New research shows that some 13.5 million adults in the U.S. could not identify a single symptom of a heart attack — not even that chest pains are an obvious sign of a cardiac event.
The study was conducted for a recent scientific gathering sponsored by the American Heart Association [AHA]. It was based on findings of data gathered by the Centers for Disease Control in a massive 2017 National Health Interview Survey among more than 25,000 U.S. adults. According to the AHA, “About 805,000 Americans have a heart attack each year, and about 15% of them die from it. Because early intervention is so critical, health officials have spent decades trying to improve public knowledge of heart attack symptoms and the appropriate emergency response.”
Dan Weber, president of the Association of Mature American Citizens [AMAC], notes that cardiovascular disease is of particular concern for seniors. “The American College of Cardiology says that more than a million American adults will have a cardiac event this year and that the average age of heart attack victims is 65.6 years for men and 72 percent for women. It’s as you get older it is critical to be aware of the symptoms so that you can get help quickly.”
However, according to Harvard Medical School about 45% heart attacks are what is known as silent heart attacks. “They are described as “silent” because when they occur, their symptoms lack the intensity of a classic heart attack, such as extreme chest pain and pressure; stabbing pain in the arm, neck, or jaw; sudden shortness of breath; sweating, and dizziness.” These silent myocardial infarctions (SMI) are more common in men than in women.
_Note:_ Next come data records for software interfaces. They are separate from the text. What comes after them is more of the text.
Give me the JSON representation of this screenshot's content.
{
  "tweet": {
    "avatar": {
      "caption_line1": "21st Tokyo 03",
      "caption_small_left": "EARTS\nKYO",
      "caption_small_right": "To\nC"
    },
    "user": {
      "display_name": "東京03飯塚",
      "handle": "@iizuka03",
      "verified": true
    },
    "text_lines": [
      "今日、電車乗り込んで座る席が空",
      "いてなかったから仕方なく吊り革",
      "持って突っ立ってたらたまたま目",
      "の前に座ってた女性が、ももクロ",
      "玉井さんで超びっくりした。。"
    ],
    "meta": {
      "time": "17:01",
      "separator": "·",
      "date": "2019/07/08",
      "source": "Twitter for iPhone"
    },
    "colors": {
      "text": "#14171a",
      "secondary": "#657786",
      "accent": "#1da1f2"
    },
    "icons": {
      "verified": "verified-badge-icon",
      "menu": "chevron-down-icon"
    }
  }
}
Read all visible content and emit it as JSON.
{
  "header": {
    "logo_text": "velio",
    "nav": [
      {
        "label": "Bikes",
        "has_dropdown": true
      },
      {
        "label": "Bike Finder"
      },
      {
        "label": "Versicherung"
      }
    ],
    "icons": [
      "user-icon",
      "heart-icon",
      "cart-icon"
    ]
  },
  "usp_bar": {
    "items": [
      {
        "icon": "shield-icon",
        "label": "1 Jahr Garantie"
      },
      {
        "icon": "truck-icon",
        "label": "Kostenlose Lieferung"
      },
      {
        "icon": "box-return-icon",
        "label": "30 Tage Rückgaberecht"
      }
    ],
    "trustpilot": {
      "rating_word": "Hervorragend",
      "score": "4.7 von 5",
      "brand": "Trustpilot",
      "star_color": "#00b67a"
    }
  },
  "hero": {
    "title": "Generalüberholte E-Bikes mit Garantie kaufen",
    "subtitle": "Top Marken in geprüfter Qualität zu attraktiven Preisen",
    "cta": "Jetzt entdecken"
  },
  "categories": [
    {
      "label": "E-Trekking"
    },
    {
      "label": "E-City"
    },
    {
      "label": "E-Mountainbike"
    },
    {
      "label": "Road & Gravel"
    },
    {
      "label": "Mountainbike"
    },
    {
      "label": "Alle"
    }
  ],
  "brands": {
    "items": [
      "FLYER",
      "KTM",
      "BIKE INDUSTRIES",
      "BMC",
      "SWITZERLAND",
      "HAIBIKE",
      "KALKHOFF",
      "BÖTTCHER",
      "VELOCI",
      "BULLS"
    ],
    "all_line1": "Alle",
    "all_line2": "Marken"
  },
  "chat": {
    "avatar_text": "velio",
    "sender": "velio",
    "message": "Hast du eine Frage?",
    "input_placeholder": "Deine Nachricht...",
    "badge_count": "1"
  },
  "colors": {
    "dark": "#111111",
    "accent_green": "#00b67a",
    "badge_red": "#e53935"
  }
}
And, because the symptoms of SMIs can be so mild, its victims can readily ignore them, attributing them to the aches and pains of old age, for example.
“It’s a good reason to get regular checkups, especially as you get on in years,” suggests AMAC’s Weber. Meanwhile, the Harvard report on SMIs, recommends that if you experience suspicious discomfort, whatever the reason, you should see your doctor as soon as possible.
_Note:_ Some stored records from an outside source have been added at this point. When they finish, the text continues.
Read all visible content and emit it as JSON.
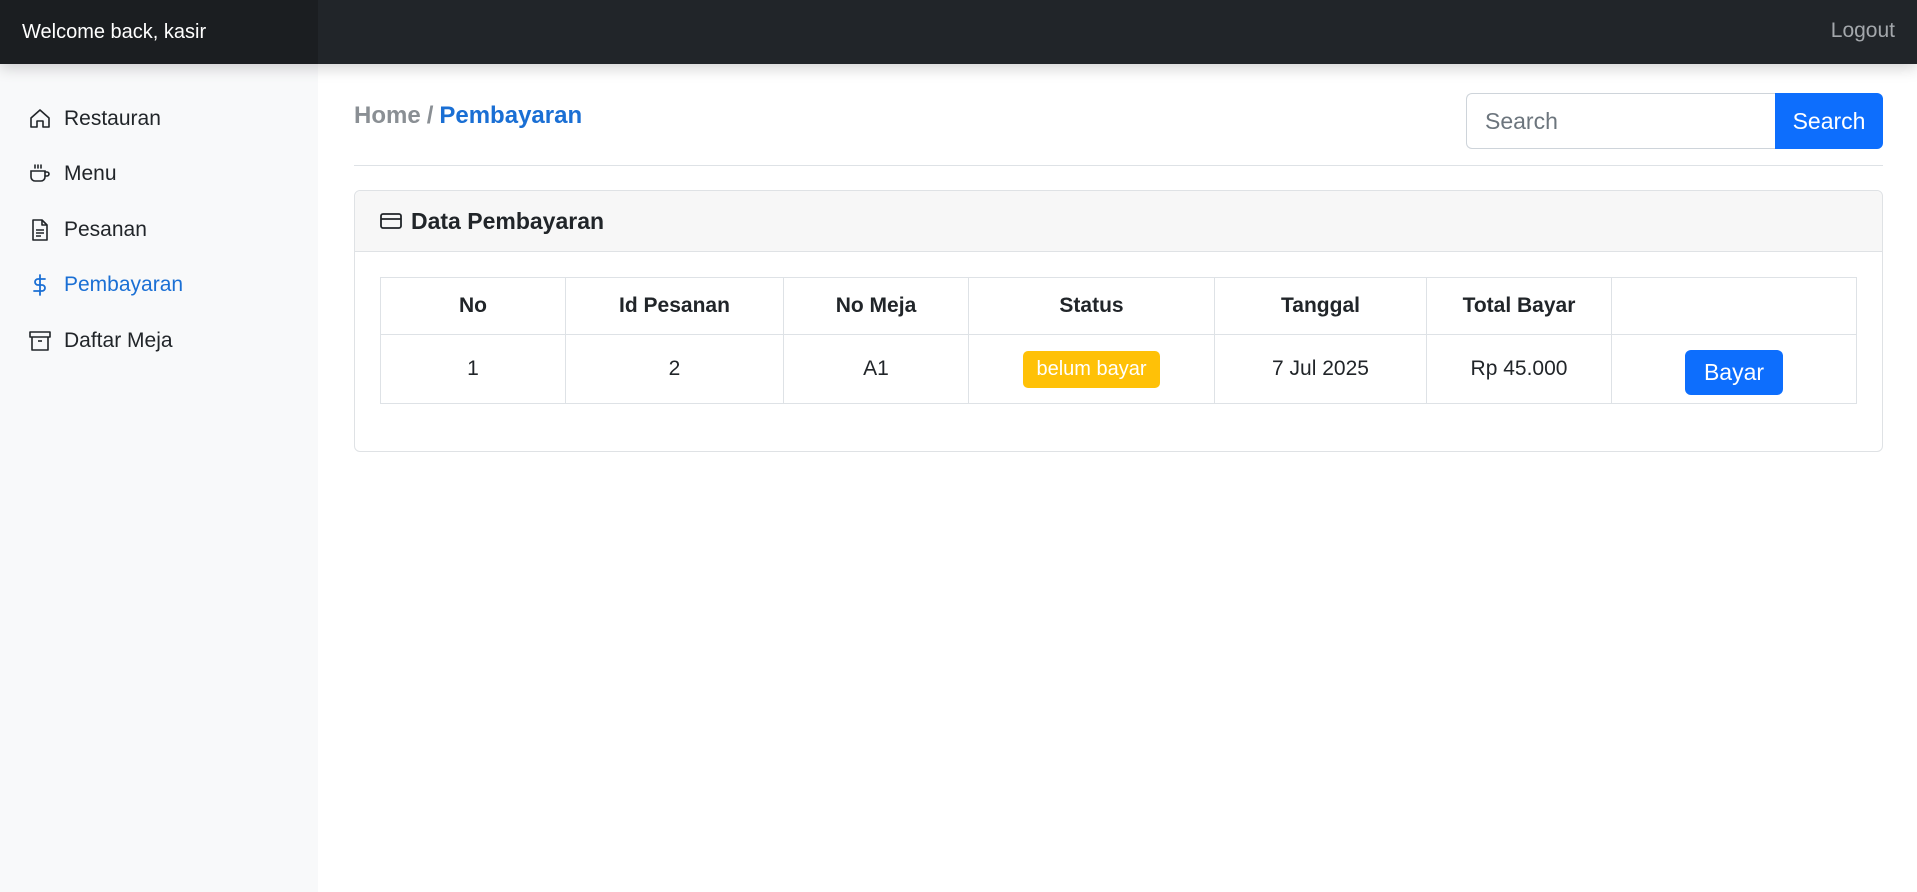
{
  "header": {
    "welcome": "Welcome back, kasir",
    "logout_label": "Logout"
  },
  "sidebar": {
    "items": [
      {
        "label": "Restauran",
        "icon": "house-icon",
        "active": false
      },
      {
        "label": "Menu",
        "icon": "cup-icon",
        "active": false
      },
      {
        "label": "Pesanan",
        "icon": "file-text-icon",
        "active": false
      },
      {
        "label": "Pembayaran",
        "icon": "dollar-icon",
        "active": true
      },
      {
        "label": "Daftar Meja",
        "icon": "archive-icon",
        "active": false
      }
    ]
  },
  "breadcrumb": {
    "home": "Home",
    "separator": "/",
    "current": "Pembayaran"
  },
  "search": {
    "placeholder": "Search",
    "value": "",
    "button_label": "Search"
  },
  "card": {
    "title": "Data Pembayaran",
    "icon": "credit-card-icon"
  },
  "table": {
    "headers": [
      "No",
      "Id Pesanan",
      "No Meja",
      "Status",
      "Tanggal",
      "Total Bayar",
      ""
    ],
    "rows": [
      {
        "no": "1",
        "id_pesanan": "2",
        "no_meja": "A1",
        "status": "belum bayar",
        "tanggal": "7 Jul 2025",
        "total_bayar": "Rp 45.000",
        "action_label": "Bayar"
      }
    ]
  },
  "colors": {
    "topbar": "#212529",
    "accent": "#0d6efd",
    "active_link": "#1a6fd4",
    "warning_badge": "#ffc107"
  }
}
According to that report, “suspicious discomfort” includes:
- Discomfort in the center of the chest that lasts several minutes or goes away and comes back. It can feel like an uncomfortable pressure, squeezing, or pain.
- Discomfort in other upper-body areas, such as one or both arms, the back, the neck, the jaw, or the stomach.
- Shortness of breath before or during chest discomfort.
- Breaking out in a cold sweat or feeling nauseated or lightheaded.